The Republic of Macedonia has been in a state of political turmoil for some time. The most recent general election was held in December 2016, but it is still unclear whether a new government can be formed. Considering the circumstances, the provisional authorities have taken laudable steps to maintain a sense of continuity when it comes to national renewable energy policy. In late January, the Ministry of Economy extended the Programme for partial subsidising of purchased and installed solar thermal collectors in households. “This scheme has been a success since its implementation in 2007 and attracts broad interest,” the country’s economy minister, Driton Kuchi, explained on TV Nova on 7 February. Online news portal Tochka reports that between 2007 and 2016 (see the chart above), the programme supported 4,237 households with a total of Macedonian Denar (MKD) 54 million (around EUR 900,000).
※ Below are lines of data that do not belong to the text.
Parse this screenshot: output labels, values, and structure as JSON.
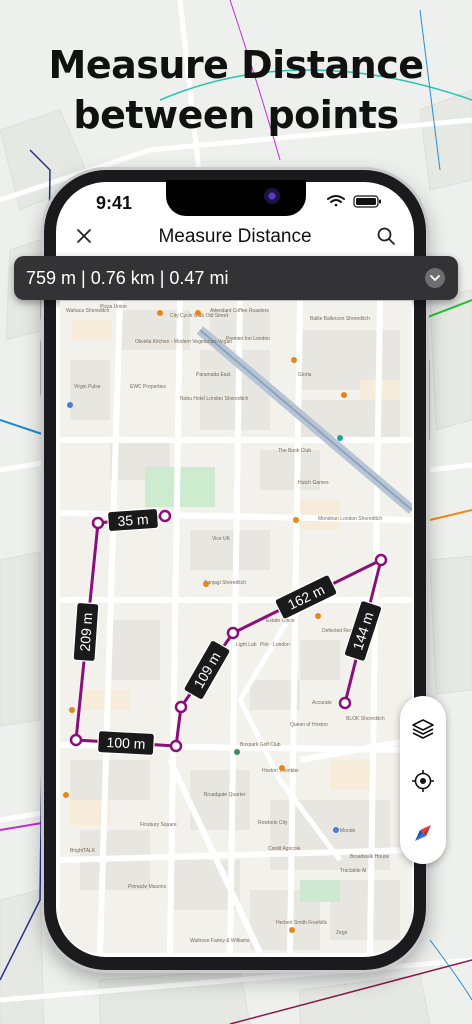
{
  "headline": {
    "line1": "Measure Distance",
    "line2": "between points"
  },
  "status_bar": {
    "time": "9:41"
  },
  "app_bar": {
    "title": "Measure Distance",
    "close_icon": "close-icon",
    "search_icon": "search-icon"
  },
  "distance_summary": {
    "text": "759 m |  0.76 km | 0.47 mi",
    "toggle_icon": "chevron-down-icon"
  },
  "segments": [
    {
      "label": "35 m"
    },
    {
      "label": "209 m"
    },
    {
      "label": "100 m"
    },
    {
      "label": "109 m"
    },
    {
      "label": "162 m"
    },
    {
      "label": "144 m"
    }
  ],
  "map_controls": [
    {
      "icon": "layers-icon"
    },
    {
      "icon": "my-location-icon"
    },
    {
      "icon": "compass-icon"
    }
  ],
  "map_labels": [
    "Wahaca Shoreditch",
    "Pizza Union",
    "Attendant Coffee Roasters",
    "City Cycle Club Old Street",
    "Olivelia Kitchen - Modern Vegetarian-Vegan",
    "Ballie Ballerson Shoreditch",
    "Premier Inn London",
    "EWC Properties",
    "Paramatta East",
    "Virgin Pulse",
    "Nobu Hotel London Shoreditch",
    "Gloria",
    "The Book Club",
    "Hutch Games",
    "Mondrian London Shoreditch",
    "Vice UK",
    "Sanjagi Shoreditch",
    "Estate Office",
    "Defected Records",
    "Light Lab",
    "Plot - London",
    "Queen of Hoxton",
    "Accurate",
    "BLOK Shoreditch",
    "Boxpark Golf Club",
    "Hoxton Trembler",
    "Broadgate Quarter",
    "Rowbots City",
    "Credit Agricole",
    "Mondo",
    "Broadwalk House",
    "Tractable AI",
    "BrightTALK",
    "Finsbury Square",
    "Pinnacle Masons",
    "Waitrose Farley & Williams",
    "Zego",
    "Herbert Smith Freehills"
  ],
  "colors": {
    "route": "#8b0f7a",
    "label_bg": "#1a1a1a",
    "bar_bg": "#333335"
  }
}
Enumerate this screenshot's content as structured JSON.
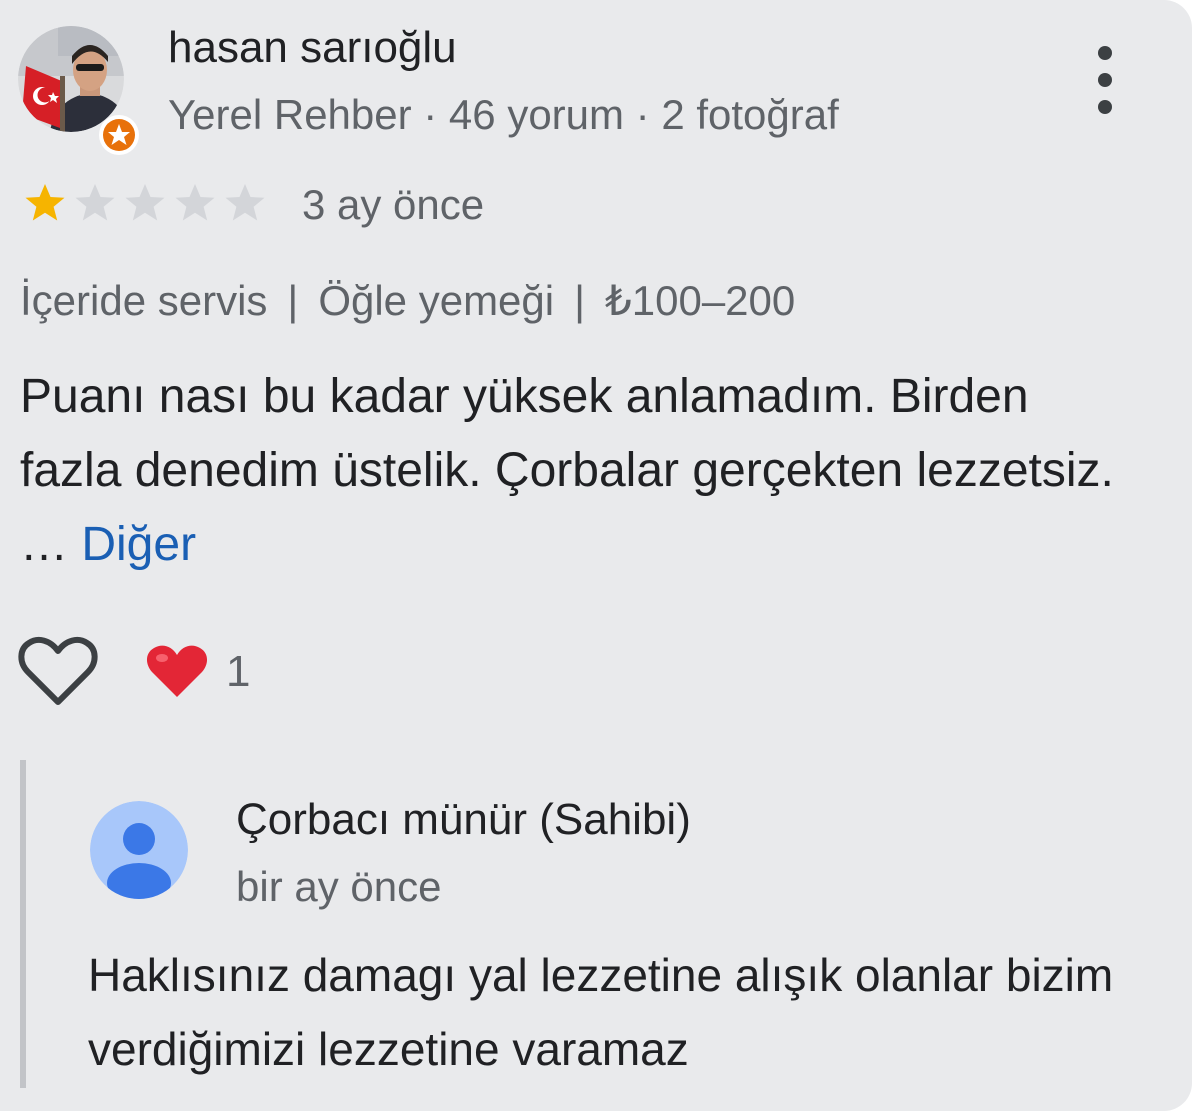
{
  "review": {
    "author": {
      "name": "hasan sarıoğlu",
      "meta": "Yerel Rehber · 46 yorum · 2 fotoğraf",
      "avatar_icon": "user-photo-with-flag",
      "badge_icon": "local-guide-star-badge",
      "badge_color": "#e8710a"
    },
    "menu_icon": "more-vertical-icon",
    "rating": {
      "value": 1,
      "max": 5,
      "filled_color": "#f6b400",
      "empty_color": "#d3d5d9"
    },
    "time": "3 ay önce",
    "tags": {
      "service": "İçeride servis",
      "separator": "|",
      "meal": "Öğle yemeği",
      "price": "₺100–200"
    },
    "text": "Puanı nası bu kadar yüksek anlamadım. Birden fazla denedim üstelik. Çorbalar gerçekten lezzetsiz. … ",
    "more_label": "Diğer",
    "like_icon": "heart-outline-icon",
    "reaction": {
      "icon": "red-heart-emoji",
      "count": "1",
      "color": "#e32636"
    }
  },
  "reply": {
    "author": "Çorbacı münür (Sahibi)",
    "avatar_icon": "default-person-avatar",
    "avatar_colors": {
      "background": "#a8c7fa",
      "figure": "#3b78e7"
    },
    "time": "bir ay önce",
    "text": "Haklısınız damagı yal lezzetine alışık olanlar bizim verdiğimizi lezzetine varamaz"
  }
}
The good news is that the scheme’s 2017 budget has almost tripled. Previously, there were MKD 6 million (EUR 100,000) available to provide financial assistance to Macedonians purchasing solar water heaters. Starting this year, the budget is MKD 16 million (EUR 260,000). Subsidy requirements remain unchanged; every household can be reimbursed for up to 30 % of the system cost, including installation, an amount capped at around around EUR 300. Additionally, buyers of solar thermal systems for heating and cooling benefit from a reduced 5 % VAT instead of the usual 18 % (for more information about the scheme, please see the database of incentive programmes).
“We implemented this measure to promote renewable energy use, improve energy efficiency and protect our environment in accordance with the commitments made by the Republic of Macedonia as a country aspiring to become part of the European Union,” Kuchi said on TV Nova. As an applicant for EU membership and a member of the Vienna-based Energy Community, Macedonia is required to increase the utilisation of renewable energies and raise energy efficiency. The country must also report regularly on its progress by drafting National Renewable Action Plans (NREAP). The Macedonian NREAP 2025 with Vision Until 2030 provides a very advantageous framework for solar thermal use, considering an average yearly solar irradiation of 1,385 kWh/m² (see the attached PDF). The NREAP authors estimate that a household can save 2,400 kWh of heat energy or around MDK 13,000 (EUR 200) in electricity cost over eight months by using a solar water heater.
In light of the – according to Kuchi – successful promotion of solar thermal energy in the residential sector, the question arises whether there could and should be similar support schemes for the industrial use of solar heating and cooling. To promote the installation of solar thermal plants in industrial facilities which consume large amounts of hot water, such as dairies, food processing businesses and textile factories, it will be necessary to support national manufacturers by facilitating export and administrative procedures, the NREAP authors say.
Websites of organisations mentioned in this article:
Macedonian Ministry of Economy: http://www.economy.gov.mk
Energy Community: http://www.energy-community.org